For additional details on the performance of the Cambridge Associates private equity and venture capital benchmarks, go to http://www.cambridgeassociates.com/our-insights/research/us-pevc-benchmark-commentary-3q14/.
About the Indices
Cambridge Associates derives its U.S. private equity benchmark from the financial information contained in its proprietary database of private equity funds. As of September 30, 2014, the database comprised of 1,171 U.S. buyouts, private equity energy, growth equity, and mezzanine funds formed from 1986 to 2014, with a value of nearly $639 billion. Ten years ago, as of September 30, 2004, the index included 555 funds whose value was roughly $152 billion.
Cambridge Associates derives its U.S. venture capital benchmark from the financial information contained in its proprietary database of venture capital funds. As of September 30, 2014, the database comprised 1,522 U.S. venture capital funds formed from 1981 to 2014, with a value of roughly $167 billion. Ten years ago, as of September 30, 2004, the index included 1,006 funds whose value was about $54 billion.
About Cambridge Associates
Founded in 1973, Cambridge Associates is a provider of independent investment advice and research to institutional investors and private clients worldwide. Today the firm serves nearly 1,000 global investors and delivers a range of services, including investment consulting, outsourced investment solutions, research and tools (Research Navigatorsm and Benchmark Calculator), and performance monitoring, across asset classes. The firm compiles the performance results for more than 5,600 private partnerships and their nearly 70,000 portfolio company investments to publish its proprietary private investments benchmarks, of which the Cambridge Associates LLC U.S. Venture Capital Index® and Cambridge Associates LLC U.S. Private Equity Index® are widely considered to be among the standard benchmark statistics for these asset classes. Cambridge Associates has more than 1,100 employees serving its client base globally and maintains offices in Arlington, VA; Boston; Dallas; Menlo Park, CA; London; Singapore; Sydney; and Beijing. Cambridge Associates consists of five global investment consulting affiliates that are all under common ownership and control. For more information about Cambridge Associates, please visit www.cambridgeassociates.com.
Cambridge Associates has been selected to provide data and to develop and maintain customized industry benchmarks for a number of prominent industry associations, including the African Private Equity and Venture Capital Association (AVCA); the Asia Pacific Real Estate Association (APREA); Australian Private Equity & Venture Capital Association Limited (AVCAL); Canada’s Venture Capital and Private Equity Association (CVCA); the Hong Kong Venture Capital and Private Equity Association (HKVCA); the Indian Private Equity and Venture Capital Association (IVCA); Institutional Limited Partners Association (ILPA); the Latin American Private Equity and Venture Capital Association (LAVCA); the National Venture Capital Association (NVCA); and the New Zealand Private Equity & Venture Capital Association Inc. (NZVCA). Cambridge Associates also provides data and analysis to the Emerging Markets Private Equity Association (EMPEA).

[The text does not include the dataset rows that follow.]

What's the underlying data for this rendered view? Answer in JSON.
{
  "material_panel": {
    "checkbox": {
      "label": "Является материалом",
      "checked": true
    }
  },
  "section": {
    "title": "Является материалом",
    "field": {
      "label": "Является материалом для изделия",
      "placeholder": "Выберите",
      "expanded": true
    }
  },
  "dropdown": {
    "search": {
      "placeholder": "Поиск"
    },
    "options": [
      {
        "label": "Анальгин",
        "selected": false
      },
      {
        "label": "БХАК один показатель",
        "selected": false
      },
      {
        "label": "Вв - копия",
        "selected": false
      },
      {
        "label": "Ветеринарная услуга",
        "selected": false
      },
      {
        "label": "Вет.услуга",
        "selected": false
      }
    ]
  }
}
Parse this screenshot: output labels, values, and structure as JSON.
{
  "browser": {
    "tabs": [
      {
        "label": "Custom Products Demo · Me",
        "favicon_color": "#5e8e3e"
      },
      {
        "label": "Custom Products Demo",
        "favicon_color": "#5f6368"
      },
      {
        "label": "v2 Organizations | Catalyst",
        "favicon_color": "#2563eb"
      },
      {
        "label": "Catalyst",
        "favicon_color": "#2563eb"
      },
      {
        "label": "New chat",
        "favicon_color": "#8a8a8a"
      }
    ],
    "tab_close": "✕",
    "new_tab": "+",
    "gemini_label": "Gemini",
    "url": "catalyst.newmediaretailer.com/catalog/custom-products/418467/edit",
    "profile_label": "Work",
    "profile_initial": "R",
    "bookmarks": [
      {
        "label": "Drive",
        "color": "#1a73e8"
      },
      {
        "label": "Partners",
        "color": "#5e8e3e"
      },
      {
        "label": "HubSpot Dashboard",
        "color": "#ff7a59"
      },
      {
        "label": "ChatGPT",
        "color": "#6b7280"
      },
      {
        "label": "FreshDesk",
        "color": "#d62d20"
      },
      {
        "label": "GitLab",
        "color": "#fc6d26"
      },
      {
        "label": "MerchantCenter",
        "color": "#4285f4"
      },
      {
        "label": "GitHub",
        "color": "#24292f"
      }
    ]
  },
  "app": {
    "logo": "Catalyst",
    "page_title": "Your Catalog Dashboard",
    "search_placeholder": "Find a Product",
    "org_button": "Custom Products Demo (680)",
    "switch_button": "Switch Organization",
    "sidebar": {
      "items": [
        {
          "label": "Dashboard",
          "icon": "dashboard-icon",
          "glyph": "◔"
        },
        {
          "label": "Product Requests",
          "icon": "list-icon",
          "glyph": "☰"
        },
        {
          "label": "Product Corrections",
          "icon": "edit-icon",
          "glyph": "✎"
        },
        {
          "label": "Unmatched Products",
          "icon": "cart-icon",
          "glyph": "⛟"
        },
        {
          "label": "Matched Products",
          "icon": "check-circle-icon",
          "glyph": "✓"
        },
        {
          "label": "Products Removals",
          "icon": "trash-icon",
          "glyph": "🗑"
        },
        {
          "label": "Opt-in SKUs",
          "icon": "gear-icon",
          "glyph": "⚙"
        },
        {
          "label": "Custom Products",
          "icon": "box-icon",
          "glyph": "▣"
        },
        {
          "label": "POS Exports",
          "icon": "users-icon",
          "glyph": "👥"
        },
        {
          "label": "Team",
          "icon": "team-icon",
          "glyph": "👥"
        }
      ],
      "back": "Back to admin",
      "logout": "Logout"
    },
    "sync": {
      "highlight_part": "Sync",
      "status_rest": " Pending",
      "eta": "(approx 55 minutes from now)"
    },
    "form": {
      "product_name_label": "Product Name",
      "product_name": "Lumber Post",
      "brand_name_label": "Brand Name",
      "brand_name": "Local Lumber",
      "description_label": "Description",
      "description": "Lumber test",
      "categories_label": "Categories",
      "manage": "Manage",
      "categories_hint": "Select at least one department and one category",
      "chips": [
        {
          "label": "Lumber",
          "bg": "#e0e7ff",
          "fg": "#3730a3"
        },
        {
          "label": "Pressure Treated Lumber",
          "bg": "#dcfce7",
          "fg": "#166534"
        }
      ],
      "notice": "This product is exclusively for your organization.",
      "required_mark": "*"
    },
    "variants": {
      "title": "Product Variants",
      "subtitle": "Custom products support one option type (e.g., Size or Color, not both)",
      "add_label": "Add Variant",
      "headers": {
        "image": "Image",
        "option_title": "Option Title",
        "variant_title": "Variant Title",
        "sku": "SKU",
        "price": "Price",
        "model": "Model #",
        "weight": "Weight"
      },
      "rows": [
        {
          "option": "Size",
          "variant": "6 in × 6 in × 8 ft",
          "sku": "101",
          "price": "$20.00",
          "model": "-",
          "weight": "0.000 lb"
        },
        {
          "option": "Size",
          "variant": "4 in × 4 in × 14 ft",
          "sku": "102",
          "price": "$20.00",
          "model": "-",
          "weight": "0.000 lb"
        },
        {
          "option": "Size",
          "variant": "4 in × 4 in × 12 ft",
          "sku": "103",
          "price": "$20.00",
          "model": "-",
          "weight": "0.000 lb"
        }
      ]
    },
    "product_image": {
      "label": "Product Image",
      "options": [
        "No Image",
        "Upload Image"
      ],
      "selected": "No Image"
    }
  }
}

Both the Cambridge Associates LLC U.S. Private Equity Index® and the Cambridge Associates LLC U.S. Venture Capital Index® are reported each week in Barron’s Market Laboratory section. In addition, complete historical data can be found on Standard & Poor’s Micropal products and on our website, www.cambridgeassociates.com.